Work order: Look through the data below and output, unchanged, every line from the one holding "Give me the" through the one holding "Read all visible content and emit it as JSON.", inclusive. Skip the pictures.

(Component data from apps and pages)
********
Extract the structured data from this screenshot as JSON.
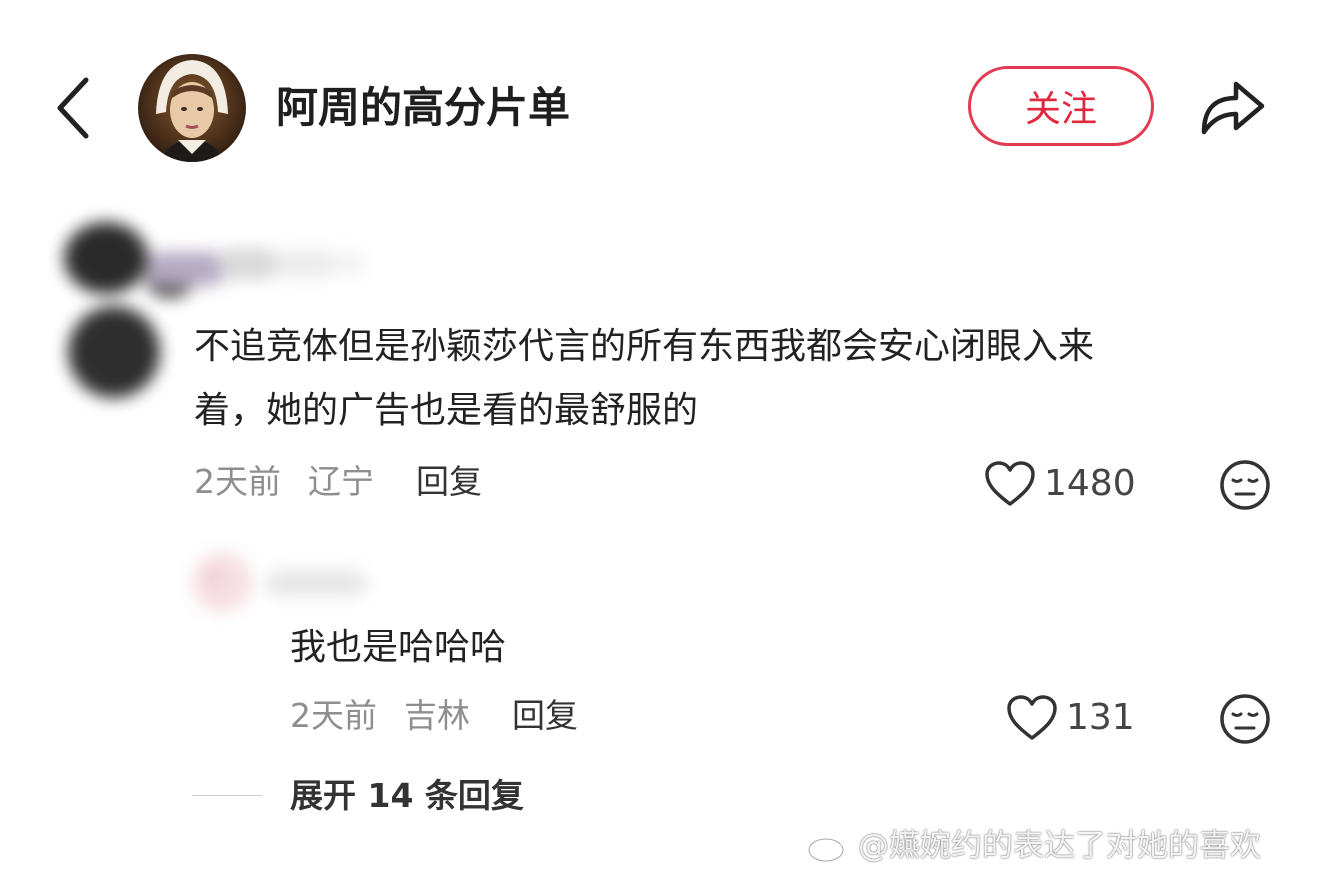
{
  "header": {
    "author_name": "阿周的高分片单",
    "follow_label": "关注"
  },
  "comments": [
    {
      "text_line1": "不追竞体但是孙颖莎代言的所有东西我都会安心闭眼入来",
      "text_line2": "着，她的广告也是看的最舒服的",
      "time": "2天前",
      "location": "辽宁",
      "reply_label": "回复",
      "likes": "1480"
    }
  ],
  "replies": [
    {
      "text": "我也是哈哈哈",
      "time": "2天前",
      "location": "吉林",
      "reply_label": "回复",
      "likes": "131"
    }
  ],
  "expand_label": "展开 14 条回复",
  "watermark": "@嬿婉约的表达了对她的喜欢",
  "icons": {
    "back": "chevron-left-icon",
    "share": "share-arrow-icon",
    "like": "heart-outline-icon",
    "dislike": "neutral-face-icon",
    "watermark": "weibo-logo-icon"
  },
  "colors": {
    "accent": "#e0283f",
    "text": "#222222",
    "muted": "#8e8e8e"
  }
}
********
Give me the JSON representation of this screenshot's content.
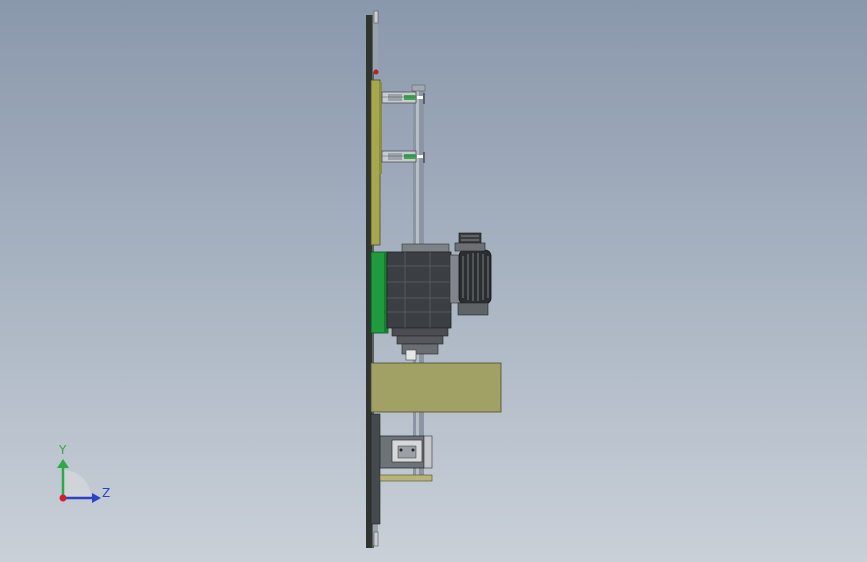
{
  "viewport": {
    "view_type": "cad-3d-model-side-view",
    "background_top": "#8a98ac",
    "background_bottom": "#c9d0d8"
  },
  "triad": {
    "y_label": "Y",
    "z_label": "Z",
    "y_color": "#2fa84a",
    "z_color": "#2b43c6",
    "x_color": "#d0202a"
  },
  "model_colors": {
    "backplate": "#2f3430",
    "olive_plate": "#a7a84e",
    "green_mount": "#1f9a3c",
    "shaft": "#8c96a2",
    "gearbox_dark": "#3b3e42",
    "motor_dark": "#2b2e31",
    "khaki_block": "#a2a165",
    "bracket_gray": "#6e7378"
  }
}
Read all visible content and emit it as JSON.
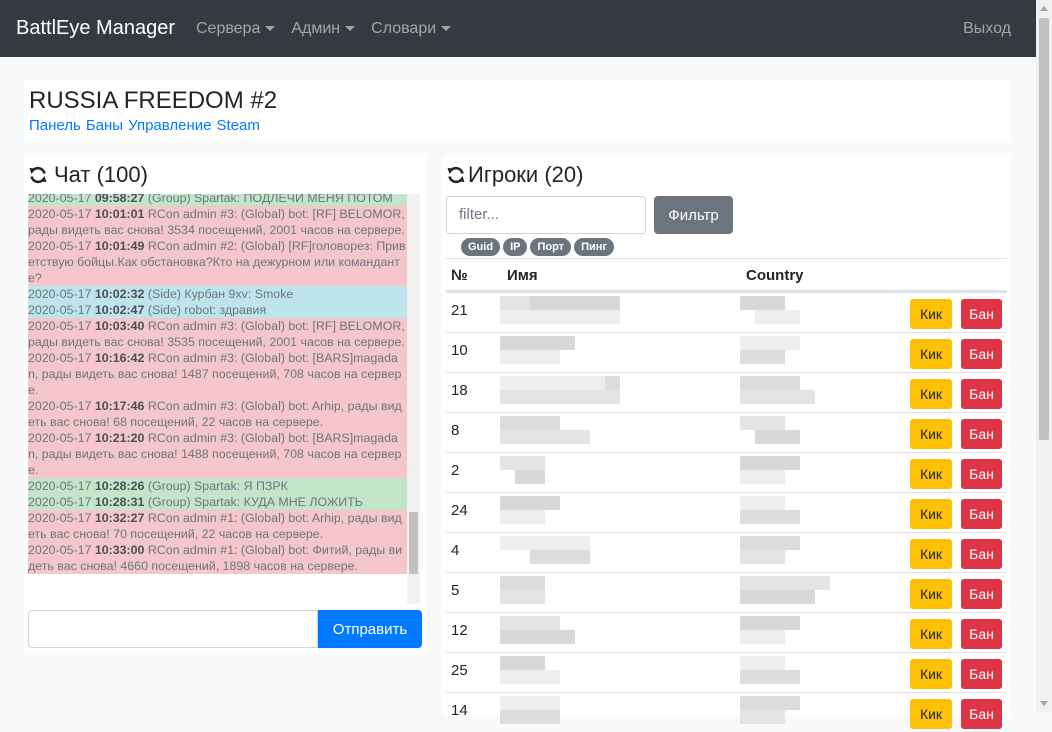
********
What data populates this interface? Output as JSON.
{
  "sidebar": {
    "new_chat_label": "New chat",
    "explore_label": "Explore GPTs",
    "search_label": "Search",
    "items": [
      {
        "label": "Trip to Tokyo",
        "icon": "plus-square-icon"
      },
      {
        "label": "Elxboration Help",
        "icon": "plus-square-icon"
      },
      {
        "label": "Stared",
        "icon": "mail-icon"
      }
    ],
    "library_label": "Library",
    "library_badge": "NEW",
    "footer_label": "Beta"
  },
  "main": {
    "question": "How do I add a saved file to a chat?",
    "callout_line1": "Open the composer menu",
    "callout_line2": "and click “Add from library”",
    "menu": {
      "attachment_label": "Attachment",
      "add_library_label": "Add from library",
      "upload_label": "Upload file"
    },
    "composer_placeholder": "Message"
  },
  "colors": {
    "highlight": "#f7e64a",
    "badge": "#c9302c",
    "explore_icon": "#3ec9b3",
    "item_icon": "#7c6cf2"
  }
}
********
The completed task:
Give me the JSON representation of this screenshot's content.
{
  "viewport": {
    "view_type": "cad-3d-model-side-view",
    "background_top": "#8a98ac",
    "background_bottom": "#c9d0d8"
  },
  "triad": {
    "y_label": "Y",
    "z_label": "Z",
    "y_color": "#2fa84a",
    "z_color": "#2b43c6",
    "x_color": "#d0202a"
  },
  "model_colors": {
    "backplate": "#2f3430",
    "olive_plate": "#a7a84e",
    "green_mount": "#1f9a3c",
    "shaft": "#8c96a2",
    "gearbox_dark": "#3b3e42",
    "motor_dark": "#2b2e31",
    "khaki_block": "#a2a165",
    "bracket_gray": "#6e7378"
  }
}
Read all visible content and emit it as JSON.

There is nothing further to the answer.